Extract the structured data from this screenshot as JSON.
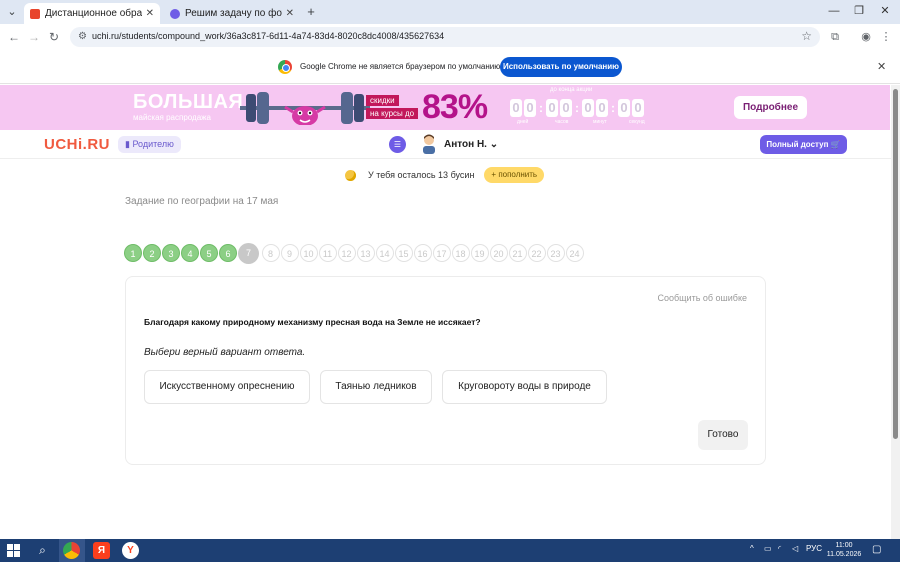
{
  "browser": {
    "tabs": [
      {
        "title": "Дистанционное образование",
        "active": true,
        "favicon_color": "#e8452c"
      },
      {
        "title": "Решим задачу по фото онлайн",
        "active": false,
        "favicon_color": "#6e5ce6"
      }
    ],
    "new_tab": "+",
    "url": "uchi.ru/students/compound_work/36a3c817-6d11-4a74-83d4-8020c8dc4008/435627634",
    "window_buttons": {
      "minimize": "—",
      "maximize": "❐",
      "close": "✕"
    }
  },
  "infobar": {
    "message": "Google Chrome не является браузером по умолчанию.",
    "button": "Использовать по умолчанию",
    "close": "✕"
  },
  "promo": {
    "headline": "БОЛЬШАЯ",
    "subline": "майская распродажа",
    "discount_line1": "скидки",
    "discount_line2": "на курсы до",
    "percent": "83%",
    "timer_caption": "до конца акции",
    "timer_digits": [
      "0",
      "0",
      "0",
      "0",
      "0",
      "0",
      "0",
      "0"
    ],
    "timer_labels": [
      "дней",
      "часов",
      "минут",
      "секунд"
    ],
    "button": "Подробнее",
    "accent": "#b4138a"
  },
  "header": {
    "logo": "UCHi.RU",
    "parents_label": "Родителю",
    "user_name": "Антон Н. ⌄",
    "full_access": "Полный доступ 🛒",
    "accent": "#6e5ce6"
  },
  "coins": {
    "text": "У тебя осталось 13 бусин",
    "topup": "+ пополнить"
  },
  "task": {
    "title": "Задание по географии на 17 мая",
    "steps": [
      {
        "n": "1",
        "state": "done"
      },
      {
        "n": "2",
        "state": "done"
      },
      {
        "n": "3",
        "state": "done"
      },
      {
        "n": "4",
        "state": "done"
      },
      {
        "n": "5",
        "state": "done"
      },
      {
        "n": "6",
        "state": "done"
      },
      {
        "n": "7",
        "state": "current"
      },
      {
        "n": "8",
        "state": "todo"
      },
      {
        "n": "9",
        "state": "todo"
      },
      {
        "n": "10",
        "state": "todo"
      },
      {
        "n": "11",
        "state": "todo"
      },
      {
        "n": "12",
        "state": "todo"
      },
      {
        "n": "13",
        "state": "todo"
      },
      {
        "n": "14",
        "state": "todo"
      },
      {
        "n": "15",
        "state": "todo"
      },
      {
        "n": "16",
        "state": "todo"
      },
      {
        "n": "17",
        "state": "todo"
      },
      {
        "n": "18",
        "state": "todo"
      },
      {
        "n": "19",
        "state": "todo"
      },
      {
        "n": "20",
        "state": "todo"
      },
      {
        "n": "21",
        "state": "todo"
      },
      {
        "n": "22",
        "state": "todo"
      },
      {
        "n": "23",
        "state": "todo"
      },
      {
        "n": "24",
        "state": "todo"
      }
    ],
    "report_error": "Сообщить об ошибке",
    "question": "Благодаря какому природному механизму пресная вода на Земле не иссякает?",
    "instruction": "Выбери верный вариант ответа.",
    "options": [
      "Искусственному опреснению",
      "Таянью ледников",
      "Круговороту воды в природе"
    ],
    "done_button": "Готово",
    "done_color": "#8ccf85"
  },
  "taskbar": {
    "language": "РУС",
    "time": "11:00",
    "date": "11.05.2026"
  }
}
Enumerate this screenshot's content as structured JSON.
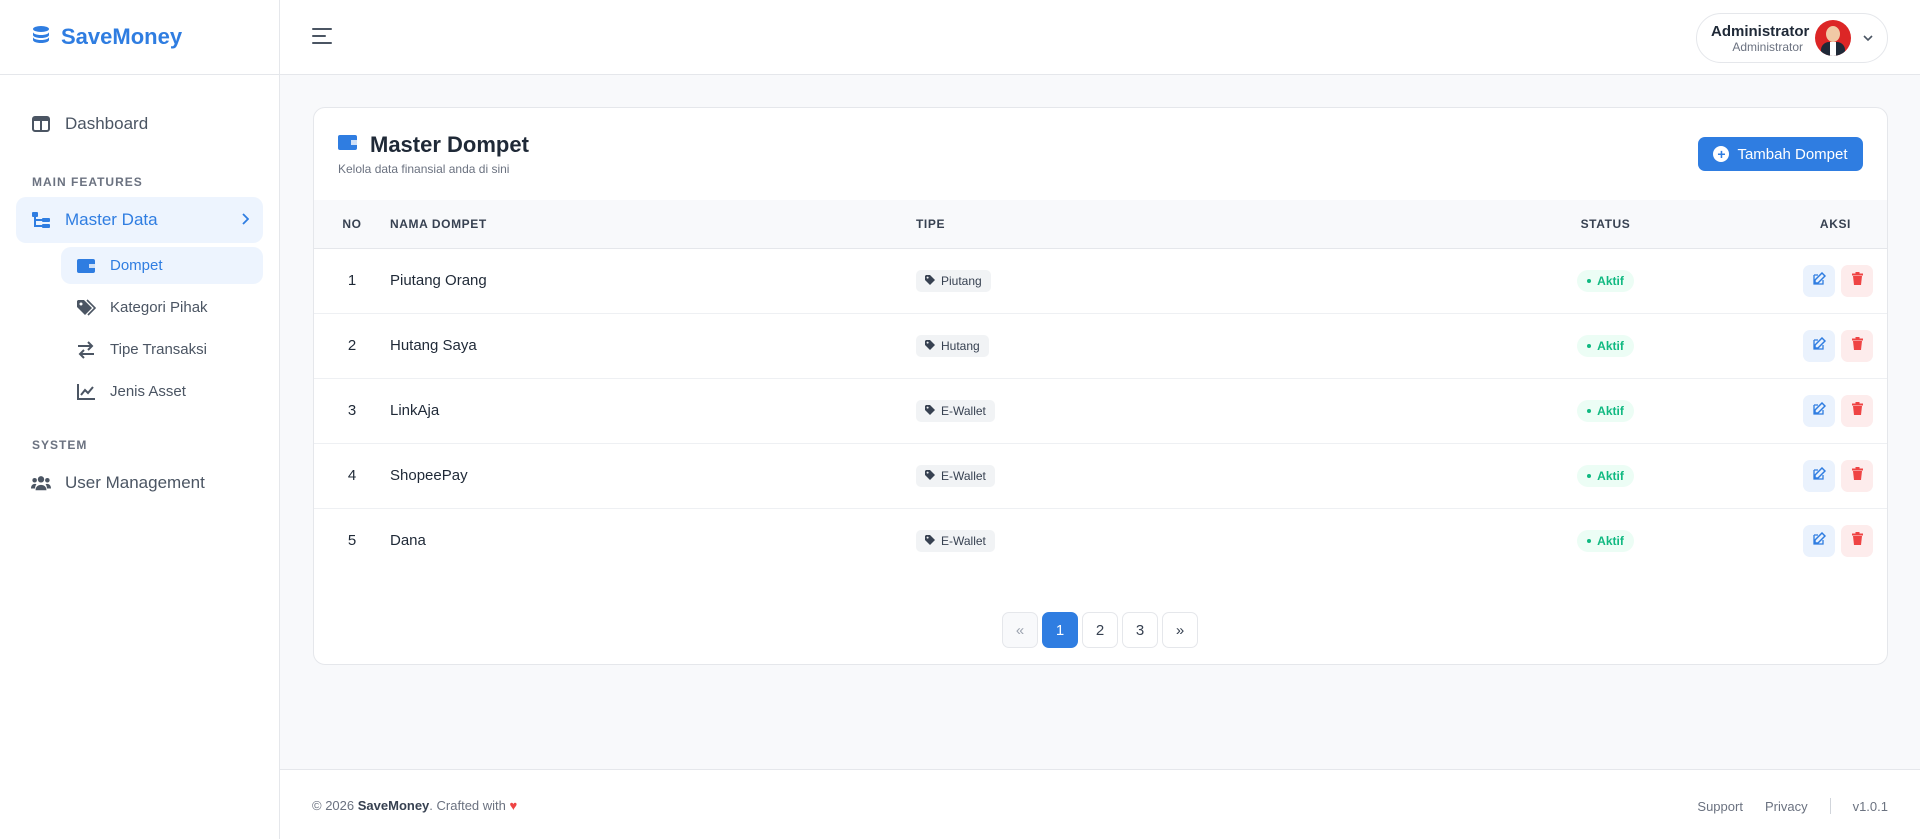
{
  "brand": {
    "name": "SaveMoney",
    "icon": "coins-icon"
  },
  "colors": {
    "primary": "#2f7de1",
    "success": "#10b981",
    "danger": "#ef4444"
  },
  "sidebar": {
    "dashboard_label": "Dashboard",
    "section_main": "MAIN FEATURES",
    "master_data_label": "Master Data",
    "sub_items": [
      {
        "label": "Dompet",
        "icon": "wallet-icon",
        "active": true
      },
      {
        "label": "Kategori Pihak",
        "icon": "tags-icon",
        "active": false
      },
      {
        "label": "Tipe Transaksi",
        "icon": "exchange-icon",
        "active": false
      },
      {
        "label": "Jenis Asset",
        "icon": "chart-line-icon",
        "active": false
      }
    ],
    "section_system": "SYSTEM",
    "user_management_label": "User Management"
  },
  "header": {
    "user_name": "Administrator",
    "user_role": "Administrator"
  },
  "page": {
    "title": "Master Dompet",
    "subtitle": "Kelola data finansial anda di sini",
    "add_button_label": "Tambah Dompet"
  },
  "table": {
    "columns": [
      "NO",
      "NAMA DOMPET",
      "TIPE",
      "STATUS",
      "AKSI"
    ],
    "rows": [
      {
        "no": "1",
        "name": "Piutang Orang",
        "type": "Piutang",
        "status": "Aktif"
      },
      {
        "no": "2",
        "name": "Hutang Saya",
        "type": "Hutang",
        "status": "Aktif"
      },
      {
        "no": "3",
        "name": "LinkAja",
        "type": "E-Wallet",
        "status": "Aktif"
      },
      {
        "no": "4",
        "name": "ShopeePay",
        "type": "E-Wallet",
        "status": "Aktif"
      },
      {
        "no": "5",
        "name": "Dana",
        "type": "E-Wallet",
        "status": "Aktif"
      }
    ]
  },
  "pagination": {
    "prev": "«",
    "pages": [
      "1",
      "2",
      "3"
    ],
    "current": "1",
    "next": "»"
  },
  "footer": {
    "copyright": "© 2026",
    "brand": "SaveMoney",
    "crafted": ". Crafted with",
    "heart": "♥",
    "links": [
      "Support",
      "Privacy"
    ],
    "version": "v1.0.1"
  }
}
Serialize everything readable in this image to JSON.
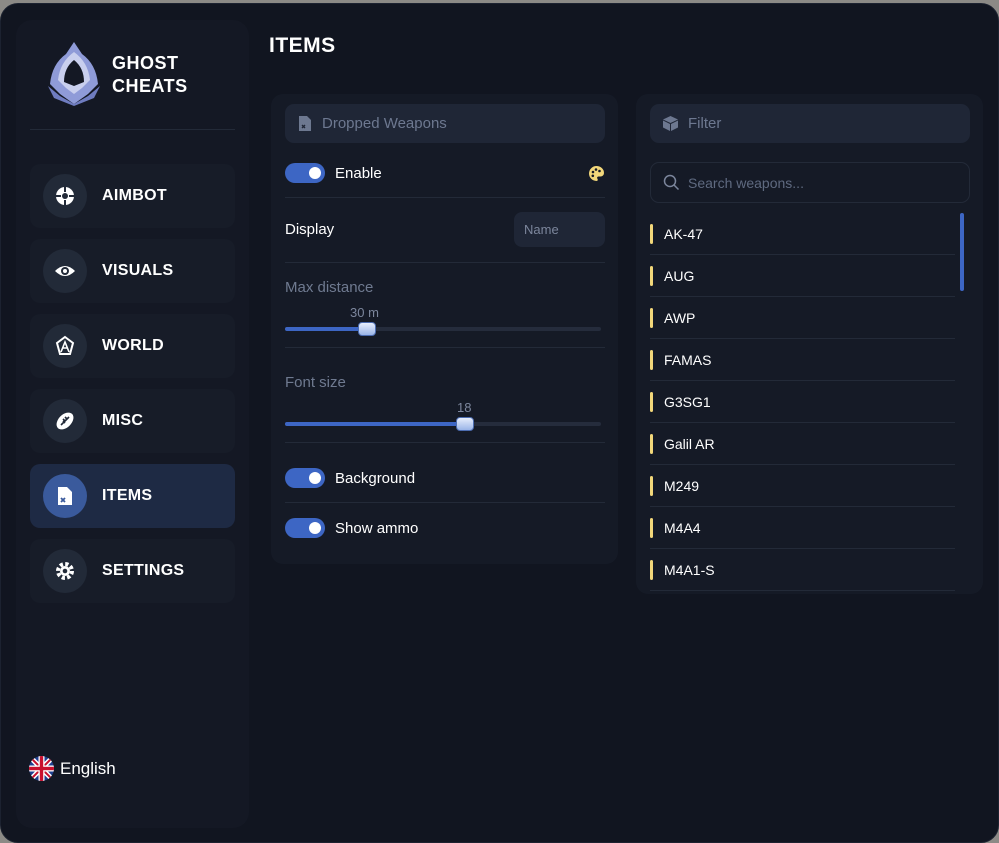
{
  "brand": {
    "line1": "GHOST",
    "line2": "CHEATS"
  },
  "nav": [
    {
      "label": "AIMBOT",
      "icon": "crosshair-icon"
    },
    {
      "label": "VISUALS",
      "icon": "eye-icon"
    },
    {
      "label": "WORLD",
      "icon": "world-icon"
    },
    {
      "label": "MISC",
      "icon": "football-icon"
    },
    {
      "label": "ITEMS",
      "icon": "items-file-icon",
      "active": true
    },
    {
      "label": "SETTINGS",
      "icon": "gear-icon"
    }
  ],
  "language": {
    "label": "English",
    "icon": "uk-flag-icon"
  },
  "page_title": "ITEMS",
  "dropped": {
    "header": "Dropped Weapons",
    "enable_label": "Enable",
    "display_label": "Display",
    "display_value": "Name",
    "max_distance_label": "Max distance",
    "max_distance_value": "30 m",
    "max_distance_fraction": 0.26,
    "font_size_label": "Font size",
    "font_size_value": "18",
    "font_size_fraction": 0.57,
    "background_label": "Background",
    "show_ammo_label": "Show ammo"
  },
  "filter": {
    "header": "Filter",
    "search_placeholder": "Search weapons...",
    "weapons": [
      "AK-47",
      "AUG",
      "AWP",
      "FAMAS",
      "G3SG1",
      "Galil AR",
      "M249",
      "M4A4",
      "M4A1-S"
    ]
  },
  "colors": {
    "accent": "#3d66c4",
    "weapon_marker": "#f2d77a",
    "palette_icon": "#f2d77a"
  }
}
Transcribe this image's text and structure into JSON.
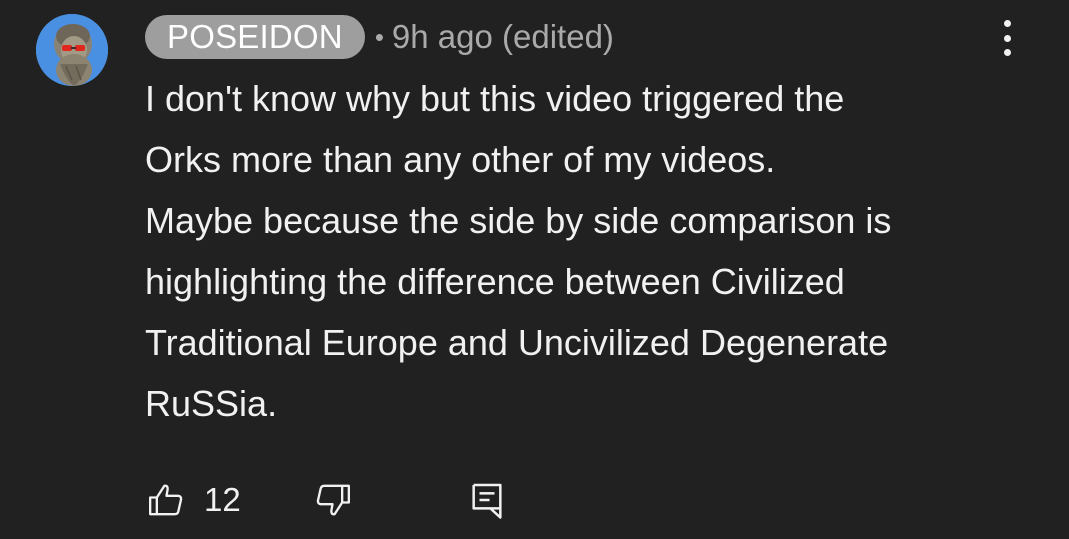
{
  "comment": {
    "author": "POSEIDON",
    "separator": "•",
    "timestamp": "9h ago (edited)",
    "lines": [
      "I don't know why but this video triggered the",
      "Orks more than any other of my videos.",
      "Maybe because the side by side comparison is",
      "highlighting the difference between Civilized",
      "Traditional Europe and Uncivilized Degenerate",
      "RuSSia."
    ],
    "like_count": "12"
  },
  "icons": {
    "avatar": "poseidon-statue-avatar",
    "more": "more-vert-icon",
    "like": "thumb-up-icon",
    "dislike": "thumb-down-icon",
    "reply": "reply-comment-icon"
  },
  "colors": {
    "background": "#212121",
    "text": "#f1f1f1",
    "secondary_text": "#aaaaaa",
    "author_chip": "#9e9e9e",
    "avatar_bg": "#4a90e2"
  }
}
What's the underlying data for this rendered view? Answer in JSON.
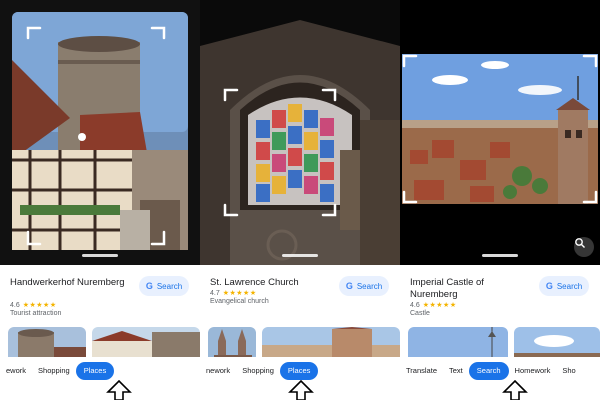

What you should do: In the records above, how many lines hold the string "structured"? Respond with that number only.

Solved problem: 2